Home improvement professionals should not be confusing a struggling housing market with a lack of opportunity in today’s tough economy. To the contrary, home remodeling has actually been pushing forward the past few years, and is expected to continue the push well into the future. But it is definitely not the same market we knew 10 years ago, and the ability to adapt to the tsunami of change will directly impact the future success of any home remodeling business.
If you are a contractor in the residential home renovation business and you’ve been a little down on your luck, then you need to consider this. In March, the Commerce Department said new-home sales had fallen 1.6% in February 2012 to a seasonally adjusted annual rate of 313,000 homes, representing a drop for the second straight month in a row. But at around the same time of the Department’s announcement, the Kitchen Cabinet Manufacturers Association stated that cabinet sales for February 2012 increased +5.7 percent compared to sales for February 2011. Why? It seems the reality of a depressed housing market, underwater mortgages and less spending capital has many homeowners looking at home renovation as an affordable option to selling and buying.
But it is a different world in 2012 and a strong buyers market is giving consumers the upper hand. Today’s cut throat home improvement industry has Americans looking for the best possible deal and contractors bidding against myriad estimates. And unfortunately, many of today’s talented home improvement professionals are doing business like it was the turn of the century and failing to adapt to their current environment. Operating Superior Kitchens and More, a wholesale kitchen cabinet business in Miami, I personally know how cut throat home improvement can get. Here are is some general tips based on what customers are saying in America’s toughest market of Miami.
Lowering your own operating costs is essential to compete and survive in today’s market. Homeowners are looking for rock bottom prices on the best quality they can find, and they are willing to see 10 individuals just like you to find what they are looking for. And the truth is so should you. In my business, the term “custom built kitchens” meant big profits in the times leading to the housing crisis. Many of my clients had specialized and flourished in cabinet door manufacturing and custom builds, and although profitable at the time, this kind of operation required significant time and costly overhead expenses. Today, many of those same clients are flocking to high quality Ready-to-Assemble or RTA cabinets, which not only saves them on cost, but a faster turnaround time on each kitchens means more time securing your next project.
It’s important to understand that today your average consumer is finding contractors one of 2 ways. Either offline through word-of-mouth or referrals from neighbors, family and friends, or online by throwing a quick question out on Facebook and checking Google reviews. Today, the internet has become a consumer’s best friend, and a good way to check a contractor’s reputation well in advance.

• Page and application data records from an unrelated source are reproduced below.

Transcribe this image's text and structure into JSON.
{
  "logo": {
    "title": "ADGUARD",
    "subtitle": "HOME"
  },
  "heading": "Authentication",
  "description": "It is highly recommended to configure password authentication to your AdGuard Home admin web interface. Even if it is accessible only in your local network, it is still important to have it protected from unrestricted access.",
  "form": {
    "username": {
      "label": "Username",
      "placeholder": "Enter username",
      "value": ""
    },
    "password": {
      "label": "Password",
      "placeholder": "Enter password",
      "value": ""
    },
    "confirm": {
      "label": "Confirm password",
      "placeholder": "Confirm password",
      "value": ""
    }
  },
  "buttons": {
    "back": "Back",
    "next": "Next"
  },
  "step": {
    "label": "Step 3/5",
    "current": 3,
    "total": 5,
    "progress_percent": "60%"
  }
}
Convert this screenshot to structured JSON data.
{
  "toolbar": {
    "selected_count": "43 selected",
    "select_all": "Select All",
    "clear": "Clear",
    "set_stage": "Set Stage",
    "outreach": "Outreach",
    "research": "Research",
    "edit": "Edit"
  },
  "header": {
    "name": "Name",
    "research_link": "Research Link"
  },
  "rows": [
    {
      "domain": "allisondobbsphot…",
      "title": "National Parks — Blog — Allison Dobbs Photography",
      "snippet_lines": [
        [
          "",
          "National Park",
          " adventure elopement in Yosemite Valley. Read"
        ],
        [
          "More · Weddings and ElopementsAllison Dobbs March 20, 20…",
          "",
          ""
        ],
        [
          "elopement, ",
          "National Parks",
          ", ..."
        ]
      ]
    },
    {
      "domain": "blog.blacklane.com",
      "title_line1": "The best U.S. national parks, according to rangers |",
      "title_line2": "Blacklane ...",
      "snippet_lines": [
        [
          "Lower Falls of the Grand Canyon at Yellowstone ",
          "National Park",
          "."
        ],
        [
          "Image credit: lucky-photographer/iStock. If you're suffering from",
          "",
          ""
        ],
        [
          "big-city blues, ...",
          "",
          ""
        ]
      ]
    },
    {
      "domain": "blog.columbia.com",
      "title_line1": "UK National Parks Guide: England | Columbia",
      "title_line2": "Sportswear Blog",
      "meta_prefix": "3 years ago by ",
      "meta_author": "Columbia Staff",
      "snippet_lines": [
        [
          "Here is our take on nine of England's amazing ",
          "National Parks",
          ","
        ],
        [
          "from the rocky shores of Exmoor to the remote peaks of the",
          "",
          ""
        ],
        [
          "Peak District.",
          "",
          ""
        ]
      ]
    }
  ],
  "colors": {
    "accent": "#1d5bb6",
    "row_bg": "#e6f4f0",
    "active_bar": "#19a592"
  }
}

First thing to always keep in mind is that there is no business like referred business. Treat every single customer as you would your top customer, even if it means bending over backwards every once in a while. You will not believe how going that little extra mile to keep your customer happy can quickly turn into your next job or two. For homeowners, getting the right guy or girl for the job is 75% of the battle, and referred is always going to be preferred. There is never a shortage of home improvement nightmares caused by bad contractors, so even if you’re estimate came in a little higher than the next one, the piece of mind from a referral could be worth those few extra bucks.
Second, there is a reason why the internet was invented, so use it. If you are not leveraging the World Wide Web and the powerful tools it has to offer, then you might as well pack your bags and move to Antarctica, because no one is going to find you in this digital age. For the most part, you’re target market, is going to be “Googling” this and “Facebooking” that, a lot. Apply a little time to each day to your online efforts, because if not, you’re losing out on potential new customers, big time! More importantly, you can do a lot of good online advertising and marketing, like social networking, with little to no money.
Bottom line, a little research on emerging consumer demands and 21st century marketing strategies can go a long way.